Dr Pamela Munster, a renowned cancer expert from the University of California in San Francisco, explains why Zulekha Hospitals’ HPV vaccination drive, and getting regular screenings, is so important.
Unlike with breast cancer, there isn’t anything you can do at home to help detect cervical cancer. It poses as much of a threat to the lives of women (and men) in the UAE. But there are ways to actively prevent yourself from carrying or transferring the virus that leads to the disease. A new health campaign, ‘Smear, Don’t Fear’, led by Zulekha Hospitals, has been launched to encourage women across the country to get checked for cervical cancer and to outline the importance of the Human Papillomavirus (HPV) vaccination for girls and boys from a young age. Launched at Dubai Ladies Club earlier this month with the support of finance group Dubai First, the initiative has been created to raise awareness of the importance of cervical cancer screening in a country that typically avoids discussing such private topics, and how the disease can be easily prevented if the right precautions are taken.
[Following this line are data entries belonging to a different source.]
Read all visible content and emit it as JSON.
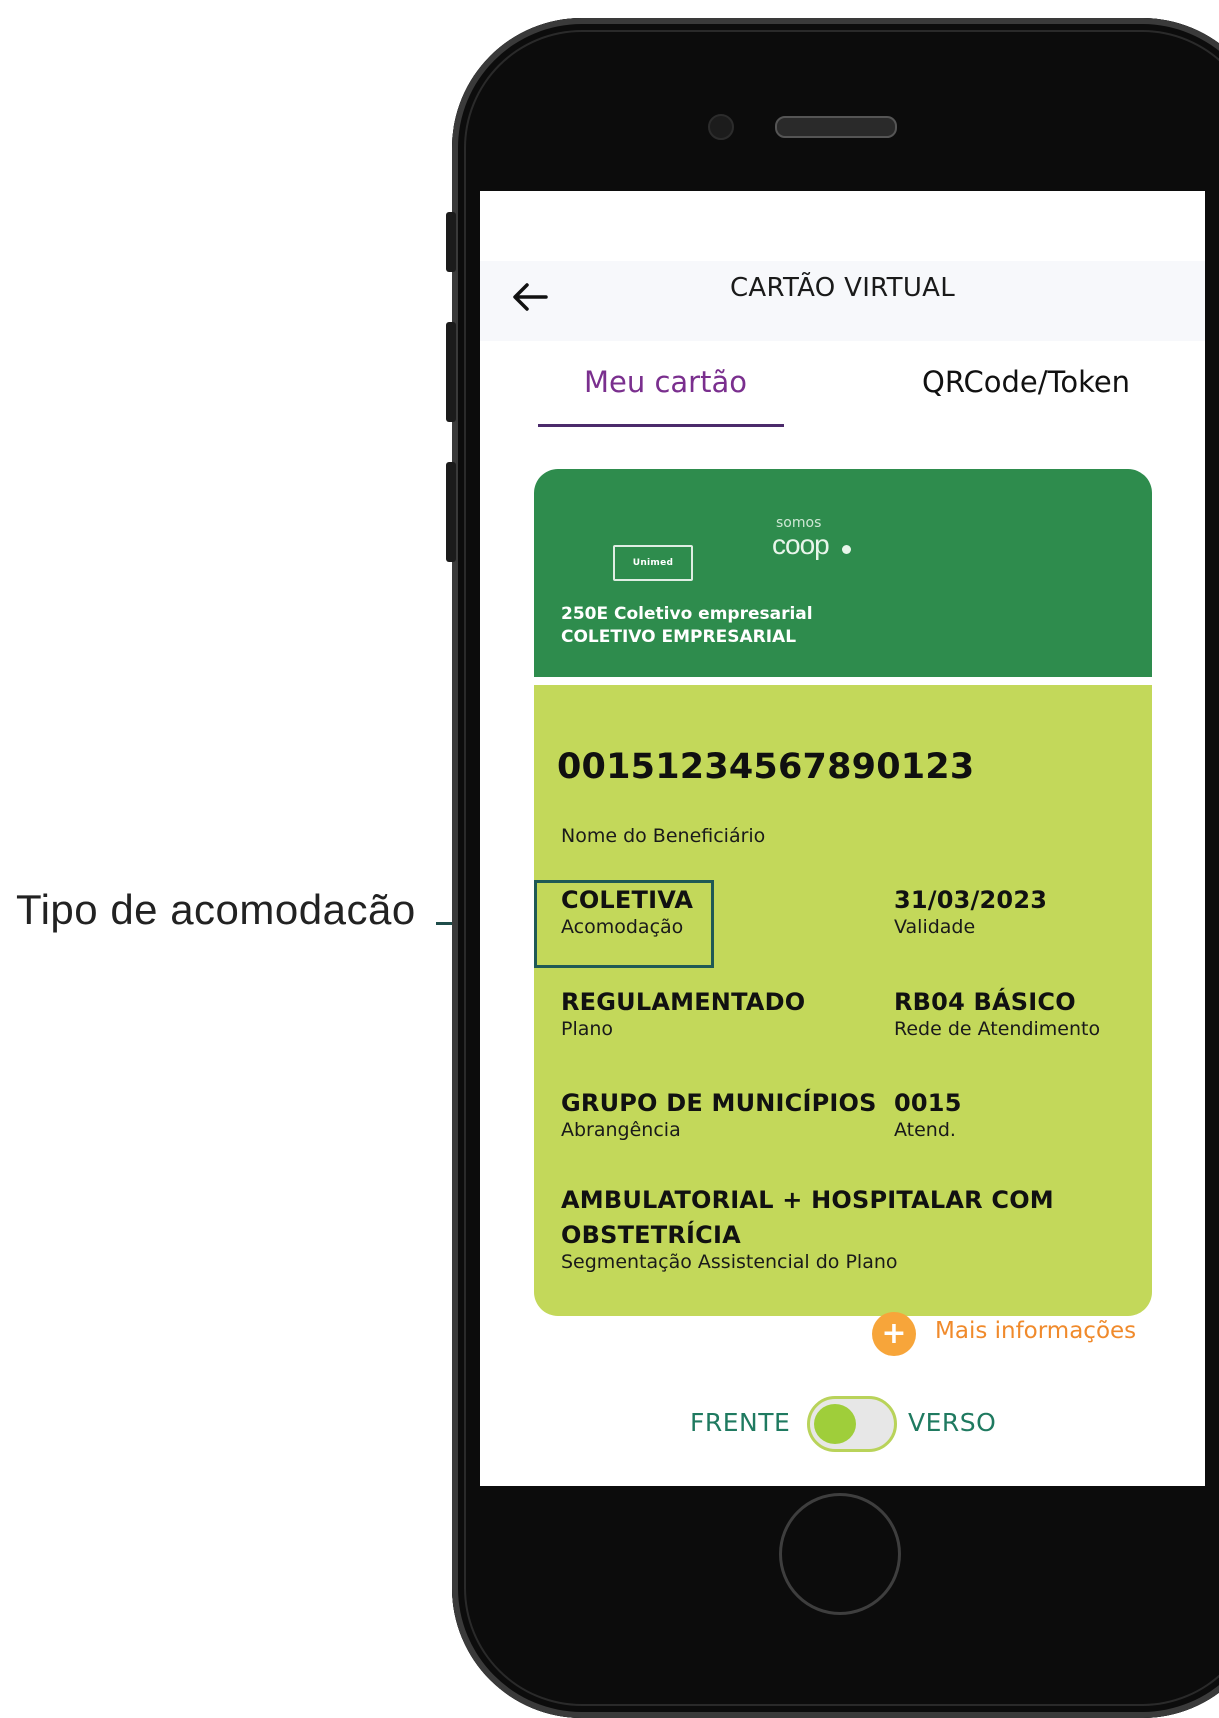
{
  "annotation": {
    "label": "Tipo de acomodacão"
  },
  "header": {
    "title": "CARTÃO VIRTUAL",
    "back_icon": "arrow-left-icon"
  },
  "tabs": [
    {
      "label": "Meu cartão",
      "active": true
    },
    {
      "label": "QRCode/Token",
      "active": false
    }
  ],
  "card": {
    "logo_text": "Unimed",
    "brand_top": "somos",
    "brand_bottom": "coop",
    "plan_code_line": "250E Coletivo empresarial",
    "plan_type_line": "COLETIVO EMPRESARIAL",
    "number": "00151234567890123",
    "beneficiary_name": "Nome do Beneficiário",
    "fields": [
      {
        "value": "COLETIVA",
        "label": "Acomodação"
      },
      {
        "value": "31/03/2023",
        "label": "Validade"
      },
      {
        "value": "REGULAMENTADO",
        "label": "Plano"
      },
      {
        "value": "RB04 BÁSICO",
        "label": "Rede de Atendimento"
      },
      {
        "value": "GRUPO DE MUNICÍPIOS",
        "label": "Abrangência"
      },
      {
        "value": "0015",
        "label": "Atend."
      }
    ],
    "segmentation": {
      "value_line1": "AMBULATORIAL + HOSPITALAR COM",
      "value_line2": "OBSTETRÍCIA",
      "label": "Segmentação Assistencial do Plano"
    }
  },
  "more_info": {
    "label": "Mais informações"
  },
  "side_toggle": {
    "left_label": "FRENTE",
    "right_label": "VERSO",
    "state": "FRENTE"
  },
  "colors": {
    "card_header": "#2e8c4d",
    "card_body": "#c3d85a",
    "tab_active": "#7a2f8e",
    "accent_orange": "#f08a2b",
    "toggle_text": "#1f7a60"
  }
}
Why now? In the UAE alone, roughly 100 women are diagnosed with cervical cancer each year, and statistics show that almost 30 of these women will die. These deaths are largely preventable, however, because cervical cancer can be cured if it is detected at its earliest stage.
Cervical cancer appears on the neck of the uterus and is contracted by a virus that is preventable through the HPV vaccination. If children (both boys and girls) receive the vaccination from the age of nine, they’re prevented from contracting the virus. Later on, women should begin conducting regular pap smear tests with their doctor, during which any sign of unusual cells can be detected early so that treatment can be provided.
When and why to schedule your pap smear? Cervical cancer can affect anyone over the age of 25. Regular pap smears, carried out every three years starting from when a woman gets married, will help detect cancer-causing HPV. More than 92 percent of those diagnosed in the early stages of cervical cancer can be successfully cured with minimal side effects if caught at an early stage through a pap smear test check-up.
As women do not report any noticeable symptoms until after the cancer has invaded the surrounding organs or spread to the lungs, detecting the virus at an early stage is crucial. During the test, a doctor will take a small sample of cells from a woman’s cervix and send them to a laboratory where they will be checked for abnormalities. The long-term goal of the ‘Smear, Don’t Fear’ campaign is to implement a population-wide vaccination drive to permanently rid the UAE of cervical cancer.
How to get screened and how to get vaccinated The HPV vaccination can be given to girls and boys from the age of nine and will prevent the onset of the virus that causes cervical cancer.
From now until Monday August 31, women can take advantage of free gynaecological specialist consultations and pap tests at Zulekha Hospitals in Dubai and Sharjah. Women are advised to register online by completing the ‘Free Test’ section, after which they will receive a call to schedule the appointment. Register for your free consultation and test at www.you.zulekhahospitals.com. Zulekha Hospital, Al Qusais (04 367 8866).
Cervical cancer globally in numbers
4 Cervical cancer is the fourth most common cancer in women, and the seventh overall.
527,624 Number of new cervical cancer cases worldwide.
265,653 Number of deaths from cervical cancer worldwide.